One of the things we expected coming out of the victory was that industry would be more amenable to a comprehensive cap-and-trade approach. And immediately on the heels of the Supreme Court ruling we got some evidence of that. Namely, if you follow the press statements that the industry trade groups put out immediately upon the victory they said words to the effect of, ‘A more comprehensive approach is necessary.’ And we were all thinking, ‘OK, that’s a good thing.’

But at the same time it hasn’t happened yet. And what you’ve seen over the last year in particular is sort of a resurgent effort of the industry groups to try to win everything and to try to get Congress to repeal the authority that Mass v. EPA said the Clean Air Act provided. Those efforts have not passed yet. Obviously, time will tell.

Yale Forum: What do you make of the public’s views on climate lately?

Justice Milkey: So many people are better suited to answer that question than I am, even if you had asked me when I was in the business. I can say that the kerfuffle of the allegations of fudging the numbers of the research appears to have been quite distracting.

But if you look beyond the surface of those controversies, you realize that the science is still completely there. The fact that the winter last year was a cold one — I think people in the short term were distracted. But if you continue to look at the long-term trends, which is the only proper focus for this question, the evidence is really undeniable that it’s trending in that direction, and if that bears out, we’re all in deep trouble.

Yale Forum: What sort of role can you imagine climate science playing in the courts in future litigation?

Justice Milkey: I know this is going to sound strange, but the debate in the scientific field did not play that big a role in our litigation.
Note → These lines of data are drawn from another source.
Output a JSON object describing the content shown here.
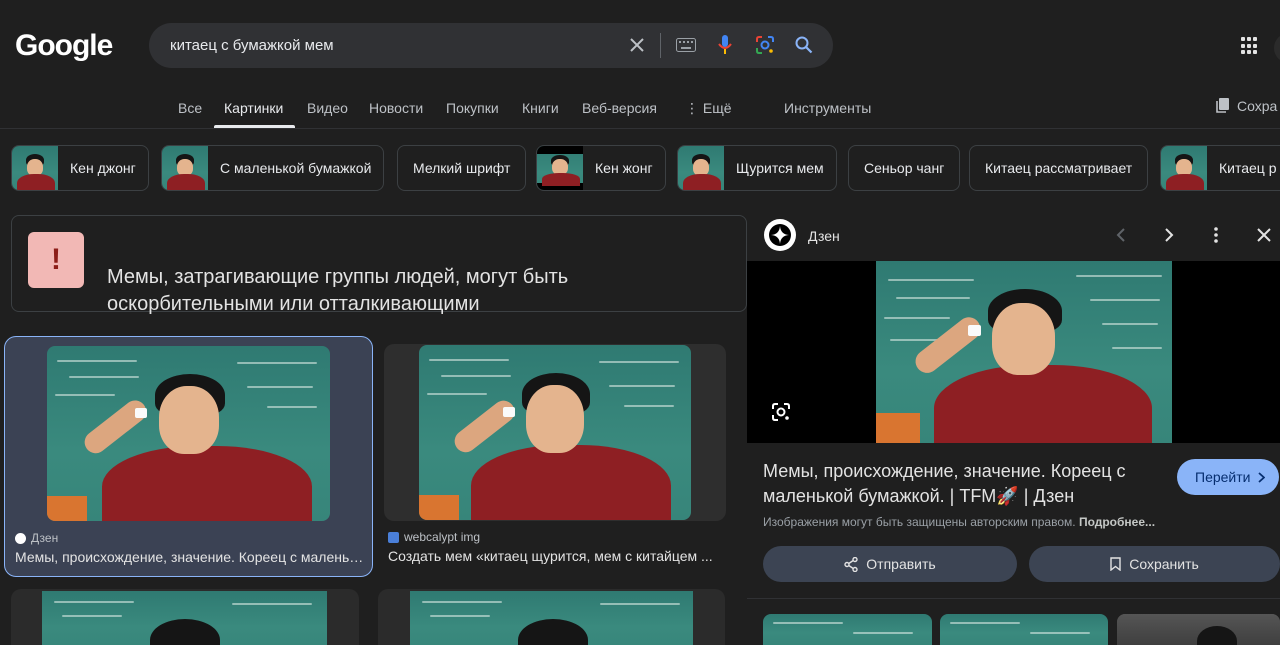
{
  "logo": "Google",
  "search": {
    "query": "китаец с бумажкой мем"
  },
  "tabs": [
    {
      "label": "Все"
    },
    {
      "label": "Картинки"
    },
    {
      "label": "Видео"
    },
    {
      "label": "Новости"
    },
    {
      "label": "Покупки"
    },
    {
      "label": "Книги"
    },
    {
      "label": "Веб-версия"
    },
    {
      "label": "⋮ Ещё"
    },
    {
      "label": "Инструменты"
    }
  ],
  "saved_label": "Сохра",
  "chips": [
    {
      "label": "Кен джонг"
    },
    {
      "label": "С маленькой бумажкой"
    },
    {
      "label": "Мелкий шрифт"
    },
    {
      "label": "Кен жонг"
    },
    {
      "label": "Щурится мем"
    },
    {
      "label": "Сеньор чанг"
    },
    {
      "label": "Китаец рассматривает"
    },
    {
      "label": "Китаец р"
    }
  ],
  "warning": {
    "icon": "!",
    "text": "Мемы, затрагивающие группы людей, могут быть оскорбительными или отталкивающими"
  },
  "results": [
    {
      "source": "Дзен",
      "title": "Мемы, происхождение, значение. Кореец с маленькой бумажкой. | TFM | Дзен"
    },
    {
      "source": "webcalypt img",
      "title": "Создать мем «китаец щурится, мем с китайцем ..."
    }
  ],
  "panel": {
    "source": "Дзен",
    "title": "Мемы, происхождение, значение. Кореец с маленькой бумажкой. | TFM🚀 | Дзен",
    "visit_label": "Перейти",
    "copyright_text": "Изображения могут быть защищены авторским правом.",
    "copyright_more": "Подробнее...",
    "share_label": "Отправить",
    "save_label": "Сохранить"
  },
  "colors": {
    "accent": "#8ab4f8",
    "background": "#1f1f1f",
    "warning_badge": "#f2b8b5"
  }
}
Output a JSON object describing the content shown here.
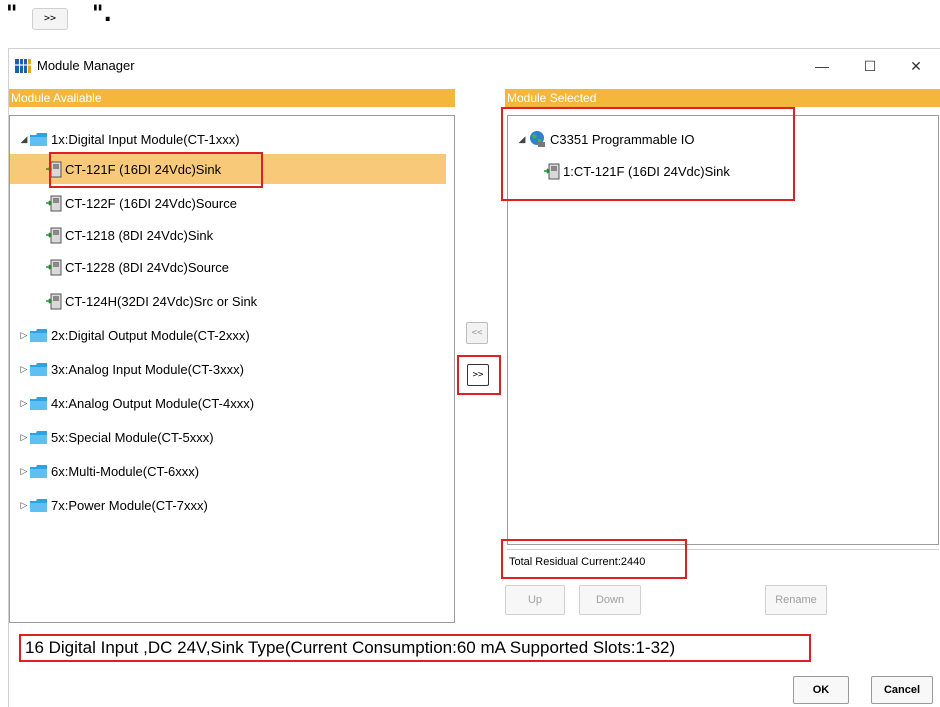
{
  "snippet": {
    "open_quote": "\"",
    "button_label": ">>",
    "close_quote": "\"."
  },
  "window": {
    "title": "Module Manager",
    "minimize": "—",
    "maximize": "☐",
    "close": "✕"
  },
  "left_panel": {
    "header": "Module Avaliable",
    "groups": [
      {
        "label": "1x:Digital Input Module(CT-1xxx)",
        "expanded": true,
        "children": [
          {
            "label": "CT-121F (16DI 24Vdc)Sink",
            "selected": true
          },
          {
            "label": "CT-122F (16DI 24Vdc)Source"
          },
          {
            "label": "CT-1218 (8DI 24Vdc)Sink"
          },
          {
            "label": "CT-1228 (8DI 24Vdc)Source"
          },
          {
            "label": "CT-124H(32DI 24Vdc)Src or Sink"
          }
        ]
      },
      {
        "label": "2x:Digital Output Module(CT-2xxx)",
        "expanded": false
      },
      {
        "label": "3x:Analog Input Module(CT-3xxx)",
        "expanded": false
      },
      {
        "label": "4x:Analog Output Module(CT-4xxx)",
        "expanded": false
      },
      {
        "label": "5x:Special Module(CT-5xxx)",
        "expanded": false
      },
      {
        "label": "6x:Multi-Module(CT-6xxx)",
        "expanded": false
      },
      {
        "label": "7x:Power Module(CT-7xxx)",
        "expanded": false
      }
    ]
  },
  "transfer": {
    "remove_label": "<<",
    "add_label": ">>"
  },
  "right_panel": {
    "header": "Module Selected",
    "root_label": "C3351 Programmable IO",
    "children": [
      "1:CT-121F (16DI 24Vdc)Sink"
    ],
    "residual_current": "Total Residual Current:2440"
  },
  "buttons": {
    "up": "Up",
    "down": "Down",
    "rename": "Rename",
    "ok": "OK",
    "cancel": "Cancel"
  },
  "description": "16 Digital Input ,DC 24V,Sink Type(Current Consumption:60 mA  Supported Slots:1-32)",
  "colors": {
    "header_bg": "#f3b83b",
    "selection_bg": "#f7c978",
    "highlight_box": "#e02020",
    "folder": "#2aa3e8"
  }
}
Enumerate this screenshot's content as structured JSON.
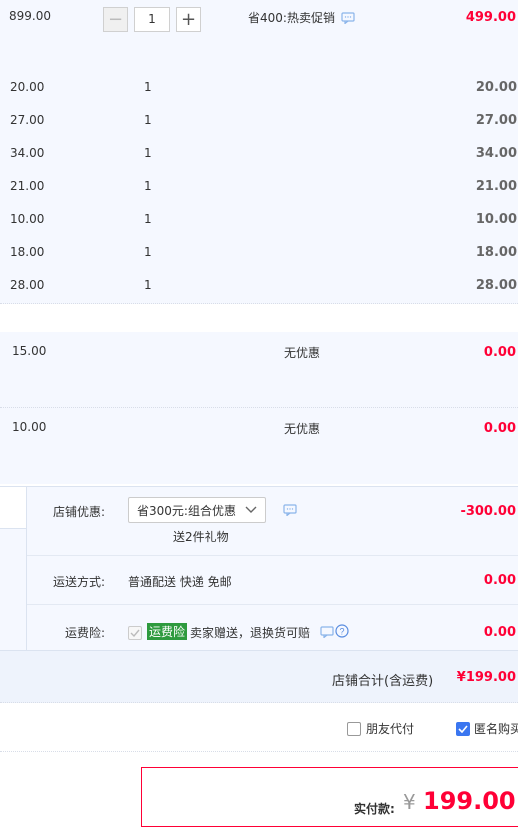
{
  "main_item": {
    "unit_price": "899.00",
    "quantity": "1",
    "promo": "省400:热卖促销",
    "subtotal": "499.00"
  },
  "gift_items": [
    {
      "price": "20.00",
      "qty": "1",
      "subtotal": "20.00"
    },
    {
      "price": "27.00",
      "qty": "1",
      "subtotal": "27.00"
    },
    {
      "price": "34.00",
      "qty": "1",
      "subtotal": "34.00"
    },
    {
      "price": "21.00",
      "qty": "1",
      "subtotal": "21.00"
    },
    {
      "price": "10.00",
      "qty": "1",
      "subtotal": "10.00"
    },
    {
      "price": "18.00",
      "qty": "1",
      "subtotal": "18.00"
    },
    {
      "price": "28.00",
      "qty": "1",
      "subtotal": "28.00"
    }
  ],
  "extra_items": [
    {
      "price": "15.00",
      "promo": "无优惠",
      "subtotal": "0.00"
    },
    {
      "price": "10.00",
      "promo": "无优惠",
      "subtotal": "0.00"
    }
  ],
  "shop": {
    "discount_label": "店铺优惠:",
    "discount_select": "省300元:组合优惠",
    "discount_gift": "送2件礼物",
    "discount_amount": "-300.00",
    "shipping_label": "运送方式:",
    "shipping_value": "普通配送 快递 免邮",
    "shipping_amount": "0.00",
    "insurance_label": "运费险:",
    "insurance_tag": "运费险",
    "insurance_desc": "卖家赠送，退换货可赔",
    "insurance_amount": "0.00",
    "total_label": "店铺合计(含运费)",
    "total_amount": "¥199.00"
  },
  "options": {
    "friend_pay": "朋友代付",
    "anonymous": "匿名购买",
    "anonymous_checked": true
  },
  "payment": {
    "label": "实付款:",
    "currency": "¥",
    "amount": "199.00"
  },
  "colors": {
    "accent_red": "#ff0036",
    "panel_blue": "#f5f8ff",
    "check_blue": "#3a76f0",
    "insurance_green": "#2e9a3e"
  }
}
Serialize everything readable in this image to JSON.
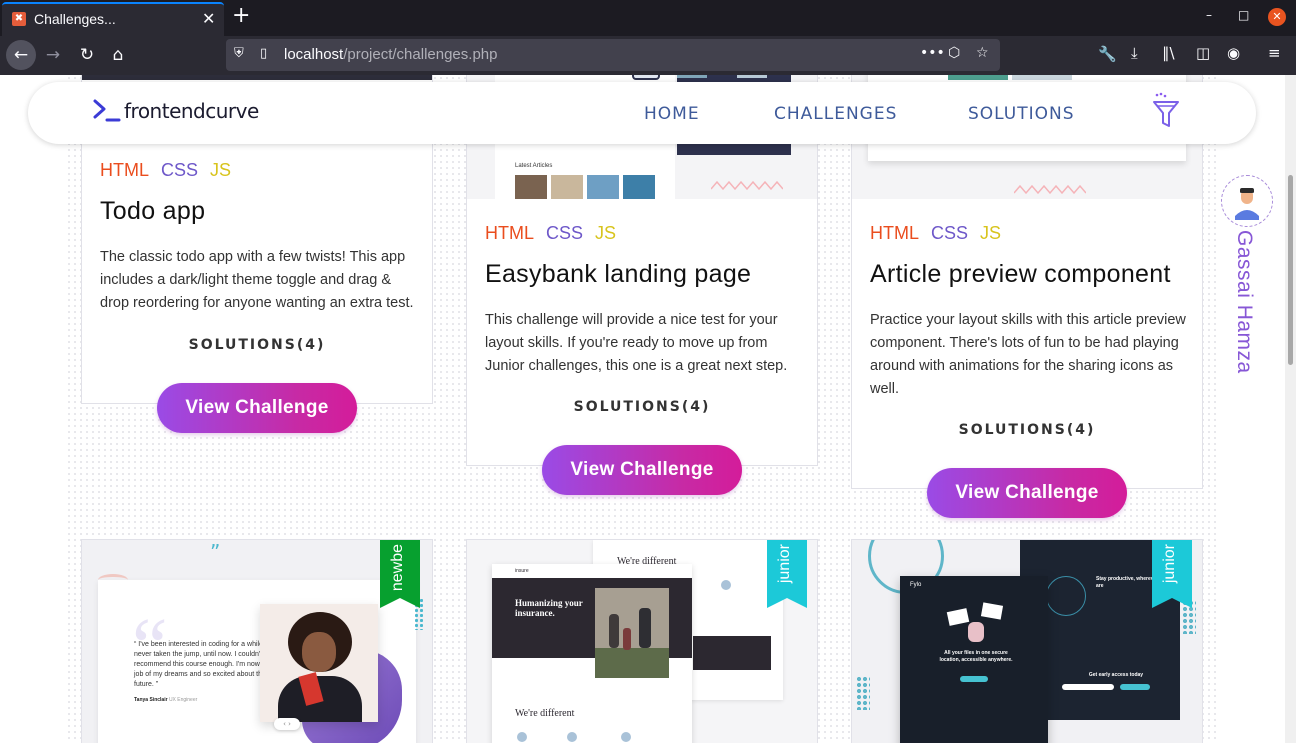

And that’s because if you look behind the headlines there really is a consensus. And in terms of the science we relied on, we relied on the science accepted by the Bush administration.

Had you asked someone on the street 10 years ago [whether or not] they think this is a problem, most of them probably would have said ‘no.’ Clearly that number went up over time. But if you look at the science even 10 years ago, again the debate is on such a narrow group of issues. Even the so-called skeptics, most of them concede that temperatures are going up, and it’s just a debate about exactly how much and how big a concern it is. So the remaining debate is so narrow and to a great extent beside the point if you’re a rational policymaker intent on dealing with risk. As a lot of people in the center of this debate would say, “You don’t even need to believe in global warming to think, ‘Oh my God, shouldn’t we at least hedge our bets?’”

I find the debate about the science so depressing because the real issues are completely obscured by people screaming about ‘climategate’ … From what I’ve seen, any infractions that were uncovered were in the most minor and marginal sense, and it doesn’t change any of this consensus. There’s such scandal involved in people’s ability to obscure the seriousness of the problem and to wish it back under the rug. And it’s extremely depressing to me. But the good news, if there’s any good news, is that the current EPA is doing its best to tackle the problem with the authority it has. During the 10 years leading up to last year, all the action, if there was action, was by the states. Right now, it’s the federal government that is leading the charge, as it should be.

John Wihbey

John Wihbey, a writer, educator, and researcher, is an assistant professor of journalism at Northeastern University and a correspondent for Boston Globe Ideas. Previously, he was an assistant director...